Here are some more pictures from my A Shift buddies, Jim, Bob and Dave at Florissant Valley Fire Protection District. These photos show the challenges of just getting into some of our buildings. It's a lot easier to get a good look at the working mechanisms and traits of these obstacles during daylight and in […]
Here is a short video that you can use for a drill or training night. Feel free to use however you like. This is from a recent basement fire and what was looked for and what was done. There are some considerations to think about. This is not everything for all basement fires. Just a simple tutorial. Feel free to add your experience and ideas to this video.
As you may know, I am playing with a different format. It wont be all of the time for every blog, but something a little different. So, here is one based off an article that I did. Please be patient as I work with this. Hopefully, it will enrich your blog reading.
This post is going to focus on some basement indicators. The pictures shown below are just examples of things you might see when making the round. Keep in mind that at night you need to take a hand light. For example, the wood behind the basement windows below may not be noticeable with shining a light in the windows on the way around.
We just need to remember the hazards and myths of this type of construction. One is that if one truss fails they all fail. I like to ask the classes that I teach if any of them has seen a house constructed with wood truss systems with a part of the roof burnt off and the rest of it still intact? The answer is always yes.

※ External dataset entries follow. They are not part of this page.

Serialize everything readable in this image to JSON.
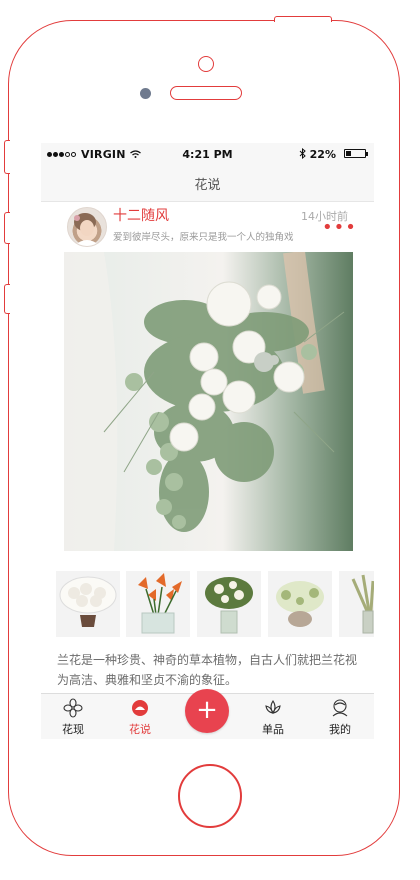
{
  "status_bar": {
    "carrier": "VIRGIN",
    "time": "4:21 PM",
    "battery": "22%"
  },
  "nav": {
    "title": "花说"
  },
  "post": {
    "username": "十二随风",
    "time_ago": "14小时前",
    "signature": "爱到彼岸尽头，原来只是我一个人的独角戏",
    "more_icon": "more-dots-icon",
    "description": "兰花是一种珍贵、神奇的草本植物，自古人们就把兰花视为高洁、典雅和坚贞不渝的象征。"
  },
  "thumbnails": [
    "white-roses-bowl",
    "orange-lilies-vase",
    "white-green-arrangement",
    "white-hydrangea-bowl",
    "wheat-grass-vase"
  ],
  "tabs": [
    {
      "label": "花现",
      "icon": "flower-icon"
    },
    {
      "label": "花说",
      "icon": "chat-bubble-icon"
    },
    {
      "label": "单品",
      "icon": "lotus-icon"
    },
    {
      "label": "我的",
      "icon": "user-icon"
    }
  ],
  "add_button": {
    "label": "+"
  },
  "colors": {
    "accent": "#e23c3c",
    "plus": "#e8434f",
    "text_gray": "#6c6c6c"
  }
}
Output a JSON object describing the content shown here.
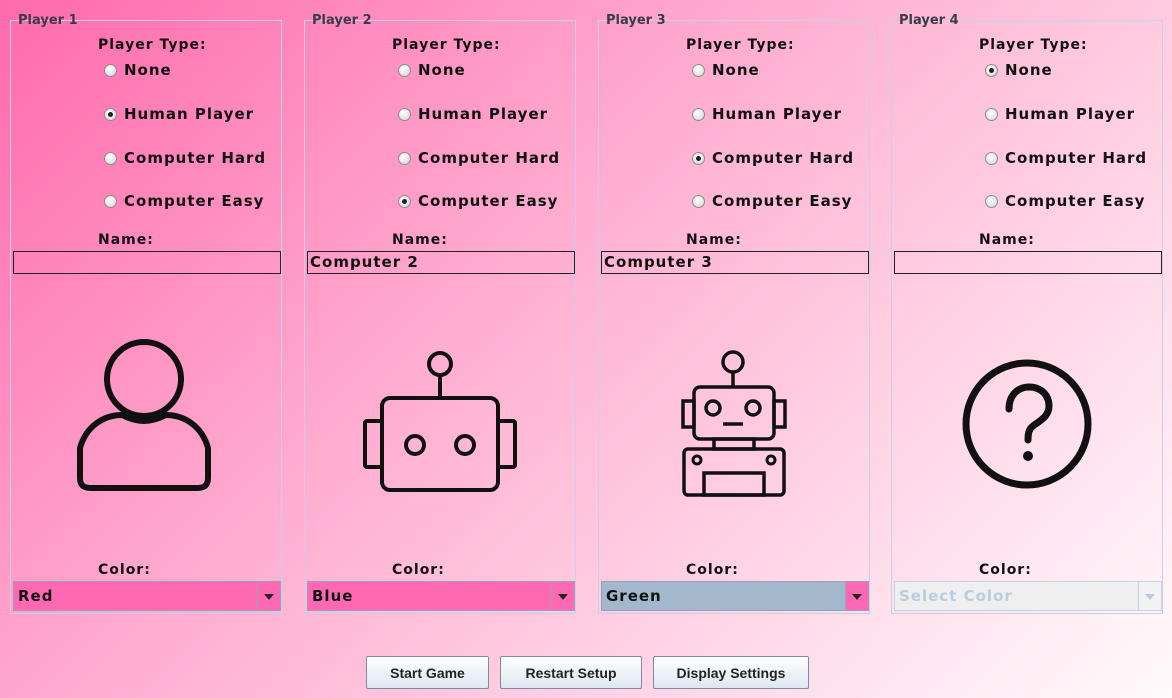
{
  "common": {
    "player_type_label": "Player Type:",
    "name_label": "Name:",
    "color_label": "Color:"
  },
  "players": [
    {
      "title": "Player 1",
      "options": [
        "None",
        "Human Player",
        "Computer Hard",
        "Computer Easy"
      ],
      "selected": "Human Player",
      "name": "",
      "color": "Red",
      "color_hex": "#ff69b4",
      "avatar": "person-icon",
      "color_enabled": true
    },
    {
      "title": "Player 2",
      "options": [
        "None",
        "Human Player",
        "Computer Hard",
        "Computer Easy"
      ],
      "selected": "Computer Easy",
      "name": "Computer 2",
      "color": "Blue",
      "color_hex": "#ff69b4",
      "avatar": "robot-easy-icon",
      "color_enabled": true
    },
    {
      "title": "Player 3",
      "options": [
        "None",
        "Human Player",
        "Computer Hard",
        "Computer Easy"
      ],
      "selected": "Computer Hard",
      "name": "Computer 3",
      "color": "Green",
      "color_hex": "#a3b8cc",
      "avatar": "robot-hard-icon",
      "color_enabled": true
    },
    {
      "title": "Player 4",
      "options": [
        "None",
        "Human Player",
        "Computer Hard",
        "Computer Easy"
      ],
      "selected": "None",
      "name": "",
      "color": "Select Color",
      "color_hex": "#efeff0",
      "avatar": "question-mark-icon",
      "color_enabled": false
    }
  ],
  "buttons": {
    "start": "Start Game",
    "restart": "Restart Setup",
    "display": "Display Settings"
  }
}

I still believe that a size up is a size up and the information you gather during it, along with experience, training and knowledge, will direct you into the right direction. If the building is tenable or not; if it has burned before; if it is in poor condition; it doesn’t change how you size up. What changes is how you use the information.